→ **TASK DESCRIPTION**
For this task, copy the data that follows exactly, keeping every character.

--- EXERCISE INPUTS Enclosed Below ---

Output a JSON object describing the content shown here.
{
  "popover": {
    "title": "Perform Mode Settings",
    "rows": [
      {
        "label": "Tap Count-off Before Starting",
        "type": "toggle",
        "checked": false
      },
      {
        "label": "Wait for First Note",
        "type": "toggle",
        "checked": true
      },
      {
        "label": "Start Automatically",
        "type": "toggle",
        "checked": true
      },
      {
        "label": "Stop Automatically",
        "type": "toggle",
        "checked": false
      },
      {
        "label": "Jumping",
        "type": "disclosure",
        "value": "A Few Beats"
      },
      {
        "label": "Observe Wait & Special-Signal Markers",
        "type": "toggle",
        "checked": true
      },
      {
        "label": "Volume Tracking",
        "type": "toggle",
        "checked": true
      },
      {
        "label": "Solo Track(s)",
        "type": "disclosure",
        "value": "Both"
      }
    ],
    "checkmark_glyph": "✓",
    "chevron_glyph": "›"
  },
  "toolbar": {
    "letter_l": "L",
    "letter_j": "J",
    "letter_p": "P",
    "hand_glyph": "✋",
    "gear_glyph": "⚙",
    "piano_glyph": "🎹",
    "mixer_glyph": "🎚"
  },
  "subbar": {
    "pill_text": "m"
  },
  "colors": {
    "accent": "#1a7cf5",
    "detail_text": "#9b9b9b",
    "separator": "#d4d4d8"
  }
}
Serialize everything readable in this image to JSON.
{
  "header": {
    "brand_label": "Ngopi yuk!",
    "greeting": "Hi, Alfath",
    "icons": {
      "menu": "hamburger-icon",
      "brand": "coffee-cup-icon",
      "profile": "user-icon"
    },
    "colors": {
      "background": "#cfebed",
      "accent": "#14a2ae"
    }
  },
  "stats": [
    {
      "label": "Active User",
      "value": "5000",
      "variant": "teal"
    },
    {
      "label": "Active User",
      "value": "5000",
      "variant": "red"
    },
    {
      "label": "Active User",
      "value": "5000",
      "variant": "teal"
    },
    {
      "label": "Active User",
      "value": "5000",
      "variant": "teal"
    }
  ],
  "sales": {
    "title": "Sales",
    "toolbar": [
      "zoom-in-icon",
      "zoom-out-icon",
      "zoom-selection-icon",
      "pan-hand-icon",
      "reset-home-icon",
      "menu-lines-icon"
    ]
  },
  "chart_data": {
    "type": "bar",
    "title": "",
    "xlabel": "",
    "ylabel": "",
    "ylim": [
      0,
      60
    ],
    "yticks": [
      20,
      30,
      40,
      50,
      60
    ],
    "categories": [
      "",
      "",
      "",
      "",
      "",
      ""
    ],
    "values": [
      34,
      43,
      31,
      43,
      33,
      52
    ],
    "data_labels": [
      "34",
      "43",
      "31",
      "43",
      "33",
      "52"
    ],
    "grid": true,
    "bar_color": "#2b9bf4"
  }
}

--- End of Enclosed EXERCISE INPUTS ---

→ **SOLUTION TO THIS EXERCISE**
Output a JSON object describing the content shown here.
{
  "popover": {
    "title": "Perform Mode Settings",
    "rows": [
      {
        "label": "Tap Count-off Before Starting",
        "type": "toggle",
        "checked": false
      },
      {
        "label": "Wait for First Note",
        "type": "toggle",
        "checked": true
      },
      {
        "label": "Start Automatically",
        "type": "toggle",
        "checked": true
      },
      {
        "label": "Stop Automatically",
        "type": "toggle",
        "checked": false
      },
      {
        "label": "Jumping",
        "type": "disclosure",
        "value": "A Few Beats"
      },
      {
        "label": "Observe Wait & Special-Signal Markers",
        "type": "toggle",
        "checked": true
      },
      {
        "label": "Volume Tracking",
        "type": "toggle",
        "checked": true
      },
      {
        "label": "Solo Track(s)",
        "type": "disclosure",
        "value": "Both"
      }
    ],
    "checkmark_glyph": "✓",
    "chevron_glyph": "›"
  },
  "toolbar": {
    "letter_l": "L",
    "letter_j": "J",
    "letter_p": "P",
    "hand_glyph": "✋",
    "gear_glyph": "⚙",
    "piano_glyph": "🎹",
    "mixer_glyph": "🎚"
  },
  "subbar": {
    "pill_text": "m"
  },
  "colors": {
    "accent": "#1a7cf5",
    "detail_text": "#9b9b9b",
    "separator": "#d4d4d8"
  }
}
Serialize everything readable in this image to JSON.
{
  "header": {
    "brand_label": "Ngopi yuk!",
    "greeting": "Hi, Alfath",
    "icons": {
      "menu": "hamburger-icon",
      "brand": "coffee-cup-icon",
      "profile": "user-icon"
    },
    "colors": {
      "background": "#cfebed",
      "accent": "#14a2ae"
    }
  },
  "stats": [
    {
      "label": "Active User",
      "value": "5000",
      "variant": "teal"
    },
    {
      "label": "Active User",
      "value": "5000",
      "variant": "red"
    },
    {
      "label": "Active User",
      "value": "5000",
      "variant": "teal"
    },
    {
      "label": "Active User",
      "value": "5000",
      "variant": "teal"
    }
  ],
  "sales": {
    "title": "Sales",
    "toolbar": [
      "zoom-in-icon",
      "zoom-out-icon",
      "zoom-selection-icon",
      "pan-hand-icon",
      "reset-home-icon",
      "menu-lines-icon"
    ]
  },
  "chart_data": {
    "type": "bar",
    "title": "",
    "xlabel": "",
    "ylabel": "",
    "ylim": [
      0,
      60
    ],
    "yticks": [
      20,
      30,
      40,
      50,
      60
    ],
    "categories": [
      "",
      "",
      "",
      "",
      "",
      ""
    ],
    "values": [
      34,
      43,
      31,
      43,
      33,
      52
    ],
    "data_labels": [
      "34",
      "43",
      "31",
      "43",
      "33",
      "52"
    ],
    "grid": true,
    "bar_color": "#2b9bf4"
  }
}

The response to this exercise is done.